By Albert Mitchell
Three decades ago, all you could find careening down the slopes in Utah were sleds and skis. In the Eighties, the great battle between Burton and Sims snowboards began heating up, but the masses were oblivious to the snowboarding movement.
According to Smithsonian Magazine, the number of resorts that allowed snowboarding increased from 40 to 476 from 1984 to 1990. Now, when you visit your local ski resort you often see just as many snowboards as skis. And, if you’re lucky, you might catch a glimpse of snowblades, snow-cycles or an adaptive mono-ski.
The proliferation of snowboards on the hill is just one example of the many changes to the ever-evolving style on the slopes.
From Pom Pom Beanies to Helmets
Sleek plastic helmets have replaced the traditional beanies and their accompanying pom pom and classic neon headbands have been replaced by safety gear. Though helmets lack some of the style of their predecessors, they add a measure of safety for park players and tree jibbers while they weave through trees with low-hanging branches.
In the early ’90s, spotting a helmet on the slopes was extremely rare. Then on New Years Eve of 1997, Michael Kennedy died in a skiing accident when he ran into a tree. A week later, Sonny Bono shared his fate. According to the National Ski Patrol, in the 2010/2011 ski season 61% of skiers and snowboarders wore helmets, an increase of 57% from the previous year. Helmets have become a slope staple, but if you miss your pom pom beanie, you can still rock it après ski on the tram deck.
From The Walkman to The Shuffle
The advent of the walkman in the Eighties meant people could finally take their music with them anywhere they went. With a few extra batteries, and a mixed tape blasting Eye of The Tiger, you had all the music you needed for a day on the slopes.
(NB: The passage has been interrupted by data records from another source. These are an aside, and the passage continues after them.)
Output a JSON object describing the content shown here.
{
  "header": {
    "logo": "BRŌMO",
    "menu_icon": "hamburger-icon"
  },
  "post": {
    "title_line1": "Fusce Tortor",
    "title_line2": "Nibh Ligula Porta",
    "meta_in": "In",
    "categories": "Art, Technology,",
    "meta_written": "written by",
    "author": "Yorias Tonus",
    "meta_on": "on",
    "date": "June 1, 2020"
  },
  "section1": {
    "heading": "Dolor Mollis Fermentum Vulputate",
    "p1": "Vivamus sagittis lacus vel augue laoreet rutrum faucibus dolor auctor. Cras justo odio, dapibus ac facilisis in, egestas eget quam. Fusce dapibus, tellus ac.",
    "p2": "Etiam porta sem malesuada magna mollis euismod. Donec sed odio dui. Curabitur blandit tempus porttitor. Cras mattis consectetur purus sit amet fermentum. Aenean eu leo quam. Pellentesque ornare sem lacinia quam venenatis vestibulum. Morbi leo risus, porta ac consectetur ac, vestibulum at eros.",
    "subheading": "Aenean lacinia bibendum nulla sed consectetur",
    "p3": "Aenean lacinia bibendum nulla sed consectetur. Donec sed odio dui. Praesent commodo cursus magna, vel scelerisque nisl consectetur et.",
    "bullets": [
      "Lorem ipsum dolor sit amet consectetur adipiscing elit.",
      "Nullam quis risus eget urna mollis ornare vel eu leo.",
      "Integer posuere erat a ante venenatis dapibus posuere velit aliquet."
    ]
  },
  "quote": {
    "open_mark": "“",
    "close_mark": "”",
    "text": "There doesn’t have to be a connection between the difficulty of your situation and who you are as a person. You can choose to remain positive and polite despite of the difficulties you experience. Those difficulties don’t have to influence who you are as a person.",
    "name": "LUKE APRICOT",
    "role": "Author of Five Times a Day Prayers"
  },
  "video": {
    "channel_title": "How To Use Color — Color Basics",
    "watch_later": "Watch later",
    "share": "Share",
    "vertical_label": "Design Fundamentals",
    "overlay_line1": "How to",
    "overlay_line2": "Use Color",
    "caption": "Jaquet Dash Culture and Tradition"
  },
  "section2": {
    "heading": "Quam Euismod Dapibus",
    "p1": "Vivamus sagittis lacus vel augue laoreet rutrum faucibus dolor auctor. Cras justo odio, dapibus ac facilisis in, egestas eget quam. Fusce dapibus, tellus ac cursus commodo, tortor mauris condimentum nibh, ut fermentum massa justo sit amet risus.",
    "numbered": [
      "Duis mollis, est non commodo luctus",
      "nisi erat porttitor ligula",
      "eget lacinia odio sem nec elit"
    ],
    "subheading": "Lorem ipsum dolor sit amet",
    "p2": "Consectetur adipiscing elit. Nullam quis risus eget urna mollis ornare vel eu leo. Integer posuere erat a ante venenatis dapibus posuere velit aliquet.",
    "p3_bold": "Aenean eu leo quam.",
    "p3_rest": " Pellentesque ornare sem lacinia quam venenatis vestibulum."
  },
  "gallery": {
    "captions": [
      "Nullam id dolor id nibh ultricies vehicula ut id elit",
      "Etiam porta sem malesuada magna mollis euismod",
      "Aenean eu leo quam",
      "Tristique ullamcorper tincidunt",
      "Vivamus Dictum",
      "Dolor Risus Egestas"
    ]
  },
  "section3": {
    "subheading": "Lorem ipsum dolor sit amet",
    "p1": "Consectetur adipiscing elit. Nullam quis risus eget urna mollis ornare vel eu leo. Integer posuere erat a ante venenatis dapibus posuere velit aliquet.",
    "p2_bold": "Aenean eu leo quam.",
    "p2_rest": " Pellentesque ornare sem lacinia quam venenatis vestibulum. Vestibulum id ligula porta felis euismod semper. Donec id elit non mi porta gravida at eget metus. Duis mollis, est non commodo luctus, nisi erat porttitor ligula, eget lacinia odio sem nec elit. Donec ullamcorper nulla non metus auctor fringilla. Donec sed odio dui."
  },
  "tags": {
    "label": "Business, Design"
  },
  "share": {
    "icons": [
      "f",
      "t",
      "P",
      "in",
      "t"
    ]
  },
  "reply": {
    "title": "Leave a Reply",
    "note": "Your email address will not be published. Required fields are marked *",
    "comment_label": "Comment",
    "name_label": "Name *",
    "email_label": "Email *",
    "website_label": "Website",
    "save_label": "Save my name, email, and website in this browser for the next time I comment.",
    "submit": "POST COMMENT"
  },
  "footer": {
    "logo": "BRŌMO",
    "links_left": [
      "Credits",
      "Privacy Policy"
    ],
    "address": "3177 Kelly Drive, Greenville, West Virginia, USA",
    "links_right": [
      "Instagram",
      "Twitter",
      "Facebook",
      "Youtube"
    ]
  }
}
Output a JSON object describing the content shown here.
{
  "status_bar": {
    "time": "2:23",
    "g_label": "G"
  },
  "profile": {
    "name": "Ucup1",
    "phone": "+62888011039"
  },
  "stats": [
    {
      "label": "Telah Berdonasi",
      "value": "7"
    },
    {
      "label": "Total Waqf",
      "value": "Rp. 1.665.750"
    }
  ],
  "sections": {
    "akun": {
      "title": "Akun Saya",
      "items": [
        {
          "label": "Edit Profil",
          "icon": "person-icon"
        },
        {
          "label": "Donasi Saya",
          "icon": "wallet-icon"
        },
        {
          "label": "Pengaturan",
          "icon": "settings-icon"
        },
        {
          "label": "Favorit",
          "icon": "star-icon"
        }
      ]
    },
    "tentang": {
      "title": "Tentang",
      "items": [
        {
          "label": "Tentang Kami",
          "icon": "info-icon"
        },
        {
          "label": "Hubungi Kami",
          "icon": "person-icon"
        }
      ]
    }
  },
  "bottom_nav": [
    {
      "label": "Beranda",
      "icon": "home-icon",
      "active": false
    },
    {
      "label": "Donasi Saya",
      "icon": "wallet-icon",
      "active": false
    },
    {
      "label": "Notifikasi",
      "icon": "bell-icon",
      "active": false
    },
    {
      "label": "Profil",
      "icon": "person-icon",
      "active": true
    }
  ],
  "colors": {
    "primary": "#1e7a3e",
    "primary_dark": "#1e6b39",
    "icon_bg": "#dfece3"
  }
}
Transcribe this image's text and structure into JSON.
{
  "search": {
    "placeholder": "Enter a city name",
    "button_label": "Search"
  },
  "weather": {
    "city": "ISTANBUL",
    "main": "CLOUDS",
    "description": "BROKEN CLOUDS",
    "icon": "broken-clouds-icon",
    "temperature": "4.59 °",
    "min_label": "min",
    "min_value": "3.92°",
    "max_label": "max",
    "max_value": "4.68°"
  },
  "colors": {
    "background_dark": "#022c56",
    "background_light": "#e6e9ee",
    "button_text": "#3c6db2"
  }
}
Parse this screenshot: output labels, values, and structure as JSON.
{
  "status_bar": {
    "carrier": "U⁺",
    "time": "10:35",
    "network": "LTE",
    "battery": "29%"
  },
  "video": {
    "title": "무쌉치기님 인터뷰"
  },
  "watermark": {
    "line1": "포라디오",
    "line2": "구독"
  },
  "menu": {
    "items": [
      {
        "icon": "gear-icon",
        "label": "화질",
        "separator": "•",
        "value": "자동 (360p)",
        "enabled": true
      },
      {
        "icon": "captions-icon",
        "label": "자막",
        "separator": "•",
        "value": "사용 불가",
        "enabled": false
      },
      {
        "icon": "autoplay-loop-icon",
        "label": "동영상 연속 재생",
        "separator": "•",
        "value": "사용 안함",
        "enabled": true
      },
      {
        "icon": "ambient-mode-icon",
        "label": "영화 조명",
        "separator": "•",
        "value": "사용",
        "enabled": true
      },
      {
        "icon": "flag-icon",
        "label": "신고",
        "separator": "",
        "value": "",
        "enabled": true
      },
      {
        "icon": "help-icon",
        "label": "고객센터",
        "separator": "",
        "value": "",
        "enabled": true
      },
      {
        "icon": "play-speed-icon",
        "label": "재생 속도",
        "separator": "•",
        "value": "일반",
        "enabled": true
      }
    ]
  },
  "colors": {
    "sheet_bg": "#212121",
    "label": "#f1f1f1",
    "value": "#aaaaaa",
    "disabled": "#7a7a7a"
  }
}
A tape in was no longer than forty-five minutes each side, and if one tape wasn’t enough you could always stuff an extra in your pockets.
Creating smaller devices that hold more songs has been the goal of music hardware developers since Edison invented his first phonograph in 1877. According to Apple, a 1GB iPod Shuffle can hold 240 songs. So listeners no longer have to choose between eighties rock and the R&B music of today. They can have both.
From Time Piece to GPS
The high-tech Casio calculator watch of the ’80s was kind of a big deal. The concept of having a watch that could tell you your exact longitudinal and latitudinal location on earth, your rate of travel, elevation change, and heart rate was something that only existed on The Jetsons. GPS watches like those from Garmin did not gain real traction until the early 2000s.
Now GPS units and watches with special capabilities are nearly as commonplace in the resorts as they are in the backcountry. Skiers and snowboarders can also use smartphone apps, like Ski Tracks, to measure everything including total distance traveled, vertical feet, number of runs, duration, altitude, and slope angle.
From Wool Sweaters to Fleece to Wool Sweaters
There are a few pieces of ski apparel that are always in style. Ski sweater styles haven’t changed much over the past 30 years. The cable-knit from the 60s is thriving just as much as the bold snowflake style a la 1984. These wool standbys can still be spotted on a spring day in lodges as people peel off layers. Even though wool is still very common, other materials like fleece are widely used for base or mid-layers. By the mid ’80s, most companies were primarily selling synthetic fabrics. In 1985, Patagonia made the switch from polypropylene to their proprietary Capilene Polyester and introduced Synchilla Fleece. These synthetic products made up 70% of their overall sales that year. Although these synthetic mid-layers are here to stay, they certainly have not replaced natural fibers, which have made a substantial comeback during the past few years.
As we move into the future of style on the slopes, new products and technologies will continue to flood the market and in another 30 years, as Outdoor Sports Guide reaches its 60th year, it will be fun to reflect about the innovations and progress we’ve made since then.
You can find Albert Mitchell biking the trails, rowing the streams, or sliding down the slopes around Salt Lake City. He loves all things outdoors and fitness related. In his spare time he is an online marketing expert. Connect with Albert on Google +.